Each seedling in the RootChip feeds into its own flow chamber. The entire RootChip can be mounted on a microscope and is enclosed to maintain humidity.

The authors demonstrated the RootChip’s use to observe developing roots in parallel. Their method allows for different properties of the roots to be studied at once with live imaging. Further, the chip’s total control over the perfusion environment allows for complicated experiments. The authors also claim:

“The RootChip will greatly facilitate the ability to investigate nutrient uptake in different root zones, cell type-dependent metabolite flux, and the response of individual cells (such as root hair cells) to different environmental stimuli.”

Value of RootChip Design

I don’t have any experience in plant study, but this device seems very promising, and I’m excited to see what it leads to in both plant and biomedical microfluidic research. While the use of Gal and Glc may be exciting to some, it is really irrelevant and could be replaced by any other fluorescent markers. Let’s look instead at the capabilities that the RootChip demonstrated. First, the chip allowed the researchers to process 8 seedlings in parallel, which is always a timesaver! The authors noted that in its current configuration, 8 seedlings could be used, but modifications to the design could enable them to use more than 30 seedlings. The design also saves time since the seeds can begin germination externally before introduction to the chip. This allows researchers to select ‘high-achieving’ seedlings, and they won’t have wasted space on a dud.

Moving onto the experiment-enabling design of the chip, we can see that each perfusion chamber is independent and gives the user total control over several simultaneous experiments. This by itself is fine: You could use the RootChip to control your experiments and then use some other means to analyze the results. But with bright-field microscopy, the roots can be observed during and after the experiment in their ‘natural’ environment. I said before that I’m not an expert on plants, so I really don’t know the extent to which roots can be at least partially transparent. The transparency of the root and the bright-field microscopy allowed them to track the fluorescently-labeled metabolite activity, the swelling of the cells and the darkening of the root from death. What else could you observe about a root in the RootChip? And what else besides a root could you observe in the perfusion chamber? I guess you could look at some parasites like a tapeworm and watch them grow and respond to environmental changes. But would you really want to? I have a 100 yard rule about how close I let tapeworms get to my insides.
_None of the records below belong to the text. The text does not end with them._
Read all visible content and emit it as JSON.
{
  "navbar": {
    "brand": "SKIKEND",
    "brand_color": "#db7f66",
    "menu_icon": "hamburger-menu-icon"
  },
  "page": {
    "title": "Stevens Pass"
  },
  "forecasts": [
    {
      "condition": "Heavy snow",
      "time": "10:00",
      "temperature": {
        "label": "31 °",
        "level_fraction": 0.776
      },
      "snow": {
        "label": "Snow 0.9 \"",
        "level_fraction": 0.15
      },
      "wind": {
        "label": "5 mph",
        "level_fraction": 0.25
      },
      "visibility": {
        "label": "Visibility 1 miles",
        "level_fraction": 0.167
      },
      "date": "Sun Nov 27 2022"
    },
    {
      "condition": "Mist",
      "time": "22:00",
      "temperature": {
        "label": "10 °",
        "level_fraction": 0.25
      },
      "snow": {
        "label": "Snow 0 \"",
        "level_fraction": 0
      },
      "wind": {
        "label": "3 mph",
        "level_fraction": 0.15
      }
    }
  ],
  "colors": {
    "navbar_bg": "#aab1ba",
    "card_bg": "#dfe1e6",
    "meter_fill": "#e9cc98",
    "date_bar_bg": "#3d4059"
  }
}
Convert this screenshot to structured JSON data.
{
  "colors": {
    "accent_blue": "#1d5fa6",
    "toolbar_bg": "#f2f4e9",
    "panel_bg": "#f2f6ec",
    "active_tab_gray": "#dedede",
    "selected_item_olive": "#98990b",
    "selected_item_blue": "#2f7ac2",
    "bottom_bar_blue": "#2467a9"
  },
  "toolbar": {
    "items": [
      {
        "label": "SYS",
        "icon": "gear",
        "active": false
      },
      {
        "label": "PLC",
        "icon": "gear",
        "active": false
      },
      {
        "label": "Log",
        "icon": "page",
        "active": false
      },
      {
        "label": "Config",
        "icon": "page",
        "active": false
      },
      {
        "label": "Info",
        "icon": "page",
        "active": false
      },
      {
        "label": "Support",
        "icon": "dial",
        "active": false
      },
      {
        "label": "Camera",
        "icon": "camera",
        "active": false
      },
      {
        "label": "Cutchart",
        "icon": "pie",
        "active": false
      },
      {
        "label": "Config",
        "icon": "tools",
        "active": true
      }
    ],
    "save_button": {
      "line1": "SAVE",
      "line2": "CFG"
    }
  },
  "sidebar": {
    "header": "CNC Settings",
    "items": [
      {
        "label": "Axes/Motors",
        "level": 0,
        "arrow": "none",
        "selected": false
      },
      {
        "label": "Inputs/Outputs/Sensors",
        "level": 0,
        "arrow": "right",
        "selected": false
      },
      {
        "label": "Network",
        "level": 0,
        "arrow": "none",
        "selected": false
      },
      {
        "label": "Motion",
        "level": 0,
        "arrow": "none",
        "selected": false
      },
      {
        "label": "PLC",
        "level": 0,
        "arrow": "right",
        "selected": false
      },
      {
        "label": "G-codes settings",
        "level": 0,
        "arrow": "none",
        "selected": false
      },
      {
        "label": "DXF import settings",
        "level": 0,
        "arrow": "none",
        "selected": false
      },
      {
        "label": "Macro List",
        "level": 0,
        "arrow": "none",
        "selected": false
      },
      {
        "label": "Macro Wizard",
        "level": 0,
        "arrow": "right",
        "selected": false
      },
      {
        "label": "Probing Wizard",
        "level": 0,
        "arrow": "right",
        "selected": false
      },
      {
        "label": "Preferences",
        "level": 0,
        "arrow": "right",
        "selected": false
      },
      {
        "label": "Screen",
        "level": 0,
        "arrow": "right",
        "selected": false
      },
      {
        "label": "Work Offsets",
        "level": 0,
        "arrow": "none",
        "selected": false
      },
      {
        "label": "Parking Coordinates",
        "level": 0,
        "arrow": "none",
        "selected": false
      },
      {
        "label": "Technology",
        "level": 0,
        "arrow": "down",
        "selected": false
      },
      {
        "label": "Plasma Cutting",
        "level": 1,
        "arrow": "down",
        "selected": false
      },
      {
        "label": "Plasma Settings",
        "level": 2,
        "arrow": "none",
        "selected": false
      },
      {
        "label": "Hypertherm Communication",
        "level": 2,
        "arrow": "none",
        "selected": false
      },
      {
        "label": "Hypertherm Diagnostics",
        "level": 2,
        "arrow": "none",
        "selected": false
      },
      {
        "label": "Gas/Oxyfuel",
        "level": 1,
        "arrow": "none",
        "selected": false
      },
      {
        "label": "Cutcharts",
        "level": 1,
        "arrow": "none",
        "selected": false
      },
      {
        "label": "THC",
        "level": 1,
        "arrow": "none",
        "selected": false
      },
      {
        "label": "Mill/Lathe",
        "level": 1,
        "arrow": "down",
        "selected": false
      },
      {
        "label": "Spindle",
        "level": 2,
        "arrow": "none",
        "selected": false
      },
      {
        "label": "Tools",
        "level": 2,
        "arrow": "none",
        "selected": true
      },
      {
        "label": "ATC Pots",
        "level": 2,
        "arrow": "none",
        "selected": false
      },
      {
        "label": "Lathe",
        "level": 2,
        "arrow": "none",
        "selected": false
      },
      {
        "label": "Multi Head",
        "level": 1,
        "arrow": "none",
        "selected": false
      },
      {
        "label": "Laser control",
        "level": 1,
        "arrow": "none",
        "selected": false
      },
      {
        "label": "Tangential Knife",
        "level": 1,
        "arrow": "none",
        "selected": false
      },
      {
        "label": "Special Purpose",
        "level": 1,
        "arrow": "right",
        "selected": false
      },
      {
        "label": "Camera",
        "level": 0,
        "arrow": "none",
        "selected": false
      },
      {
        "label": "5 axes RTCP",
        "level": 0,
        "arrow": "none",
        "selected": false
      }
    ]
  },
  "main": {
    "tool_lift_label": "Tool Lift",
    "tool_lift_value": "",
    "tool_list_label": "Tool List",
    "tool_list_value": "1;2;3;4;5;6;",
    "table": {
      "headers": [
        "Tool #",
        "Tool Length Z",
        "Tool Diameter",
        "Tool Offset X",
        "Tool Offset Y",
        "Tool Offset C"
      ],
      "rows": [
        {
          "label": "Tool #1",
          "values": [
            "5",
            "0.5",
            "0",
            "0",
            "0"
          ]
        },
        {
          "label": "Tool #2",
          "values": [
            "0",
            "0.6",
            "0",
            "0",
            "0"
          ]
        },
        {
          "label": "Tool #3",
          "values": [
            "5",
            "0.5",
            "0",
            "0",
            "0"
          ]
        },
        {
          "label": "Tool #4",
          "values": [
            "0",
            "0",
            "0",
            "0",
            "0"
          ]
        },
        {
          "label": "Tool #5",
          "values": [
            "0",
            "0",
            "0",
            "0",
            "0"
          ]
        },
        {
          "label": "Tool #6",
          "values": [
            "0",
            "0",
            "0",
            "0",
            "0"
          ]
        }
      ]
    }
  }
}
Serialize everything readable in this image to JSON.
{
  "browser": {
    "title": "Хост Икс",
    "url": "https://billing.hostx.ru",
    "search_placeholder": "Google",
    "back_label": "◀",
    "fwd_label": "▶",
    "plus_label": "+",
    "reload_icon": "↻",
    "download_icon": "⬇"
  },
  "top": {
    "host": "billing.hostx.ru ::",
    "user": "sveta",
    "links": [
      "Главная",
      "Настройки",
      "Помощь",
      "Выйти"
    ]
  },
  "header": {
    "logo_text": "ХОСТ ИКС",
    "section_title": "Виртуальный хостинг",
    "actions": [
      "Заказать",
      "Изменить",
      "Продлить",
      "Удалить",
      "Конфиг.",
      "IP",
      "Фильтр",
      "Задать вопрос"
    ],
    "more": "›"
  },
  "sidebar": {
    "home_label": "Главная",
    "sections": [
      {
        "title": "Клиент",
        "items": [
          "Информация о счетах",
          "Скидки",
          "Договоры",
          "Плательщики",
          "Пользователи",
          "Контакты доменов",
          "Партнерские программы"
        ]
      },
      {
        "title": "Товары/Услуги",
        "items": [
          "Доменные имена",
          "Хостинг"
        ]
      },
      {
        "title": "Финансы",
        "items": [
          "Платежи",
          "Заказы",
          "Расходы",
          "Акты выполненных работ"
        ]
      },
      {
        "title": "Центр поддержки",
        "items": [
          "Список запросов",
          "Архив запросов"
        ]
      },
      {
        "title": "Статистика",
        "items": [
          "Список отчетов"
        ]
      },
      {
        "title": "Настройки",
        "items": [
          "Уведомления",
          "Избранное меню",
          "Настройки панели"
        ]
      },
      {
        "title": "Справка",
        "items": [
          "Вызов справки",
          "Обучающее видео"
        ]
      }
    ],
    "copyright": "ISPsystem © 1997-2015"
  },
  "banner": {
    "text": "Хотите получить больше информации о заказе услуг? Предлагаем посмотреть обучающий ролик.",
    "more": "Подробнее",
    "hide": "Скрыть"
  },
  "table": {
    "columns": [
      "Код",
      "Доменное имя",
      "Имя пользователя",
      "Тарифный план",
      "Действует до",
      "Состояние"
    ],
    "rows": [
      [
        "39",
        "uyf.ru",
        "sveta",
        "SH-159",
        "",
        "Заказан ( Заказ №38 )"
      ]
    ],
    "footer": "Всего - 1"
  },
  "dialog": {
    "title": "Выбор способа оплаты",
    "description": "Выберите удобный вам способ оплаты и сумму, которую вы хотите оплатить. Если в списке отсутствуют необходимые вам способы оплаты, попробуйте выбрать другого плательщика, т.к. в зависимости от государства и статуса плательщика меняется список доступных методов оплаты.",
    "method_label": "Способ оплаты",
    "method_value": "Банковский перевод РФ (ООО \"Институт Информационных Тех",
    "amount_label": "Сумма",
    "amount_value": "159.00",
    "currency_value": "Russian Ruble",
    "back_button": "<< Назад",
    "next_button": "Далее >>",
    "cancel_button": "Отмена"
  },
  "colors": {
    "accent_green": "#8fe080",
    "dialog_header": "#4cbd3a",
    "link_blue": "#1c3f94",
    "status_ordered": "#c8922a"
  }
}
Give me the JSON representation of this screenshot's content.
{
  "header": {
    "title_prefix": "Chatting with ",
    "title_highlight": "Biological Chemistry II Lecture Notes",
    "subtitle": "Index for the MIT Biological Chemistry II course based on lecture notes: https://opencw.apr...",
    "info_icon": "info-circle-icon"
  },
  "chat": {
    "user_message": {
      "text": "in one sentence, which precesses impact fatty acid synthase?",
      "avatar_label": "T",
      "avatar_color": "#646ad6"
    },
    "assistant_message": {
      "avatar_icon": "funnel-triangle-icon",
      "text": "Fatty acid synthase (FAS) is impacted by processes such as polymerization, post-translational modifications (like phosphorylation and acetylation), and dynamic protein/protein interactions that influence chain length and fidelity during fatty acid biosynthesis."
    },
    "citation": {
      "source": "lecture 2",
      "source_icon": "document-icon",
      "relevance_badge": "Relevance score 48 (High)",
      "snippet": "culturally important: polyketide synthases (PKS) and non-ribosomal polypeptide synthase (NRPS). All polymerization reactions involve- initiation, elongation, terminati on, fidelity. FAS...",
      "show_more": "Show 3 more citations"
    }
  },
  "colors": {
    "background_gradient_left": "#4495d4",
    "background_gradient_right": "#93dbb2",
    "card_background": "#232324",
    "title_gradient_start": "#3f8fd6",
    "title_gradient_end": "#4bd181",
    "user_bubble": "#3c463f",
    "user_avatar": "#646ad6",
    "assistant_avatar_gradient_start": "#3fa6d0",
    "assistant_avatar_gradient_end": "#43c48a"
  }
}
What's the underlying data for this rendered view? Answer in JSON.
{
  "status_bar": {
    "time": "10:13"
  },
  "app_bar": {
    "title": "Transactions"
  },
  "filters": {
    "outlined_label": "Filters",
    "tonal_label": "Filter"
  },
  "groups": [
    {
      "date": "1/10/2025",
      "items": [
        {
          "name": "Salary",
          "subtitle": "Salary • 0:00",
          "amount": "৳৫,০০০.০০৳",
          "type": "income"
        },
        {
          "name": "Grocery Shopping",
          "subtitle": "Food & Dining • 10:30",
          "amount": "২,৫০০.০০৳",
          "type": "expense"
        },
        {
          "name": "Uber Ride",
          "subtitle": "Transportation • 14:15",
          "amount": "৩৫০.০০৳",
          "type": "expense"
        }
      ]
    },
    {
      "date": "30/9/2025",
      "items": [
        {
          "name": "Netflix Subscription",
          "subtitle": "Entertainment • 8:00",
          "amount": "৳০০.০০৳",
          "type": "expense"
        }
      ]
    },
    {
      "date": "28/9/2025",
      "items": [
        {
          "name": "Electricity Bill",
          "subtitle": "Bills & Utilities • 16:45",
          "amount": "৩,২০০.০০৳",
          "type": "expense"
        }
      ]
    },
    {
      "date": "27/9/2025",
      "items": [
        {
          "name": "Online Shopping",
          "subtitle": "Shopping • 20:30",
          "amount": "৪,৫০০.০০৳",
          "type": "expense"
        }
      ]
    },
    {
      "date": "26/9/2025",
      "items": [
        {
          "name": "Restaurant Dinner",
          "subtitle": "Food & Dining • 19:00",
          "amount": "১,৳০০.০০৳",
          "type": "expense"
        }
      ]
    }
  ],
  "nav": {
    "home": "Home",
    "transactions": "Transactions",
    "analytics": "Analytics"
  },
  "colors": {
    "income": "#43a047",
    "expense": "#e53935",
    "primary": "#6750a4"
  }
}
Grossmann, G., Guo, W., Ehrhardt, D., Frommer, W., Sit, R., Quake, S., & Meier, M. (2011). The RootChip: An Integrated Microfluidic Chip for Plant Science THE PLANT CELL ONLINE, 23 (12), 4234-4240 DOI: 10.1105/tpc.111.092577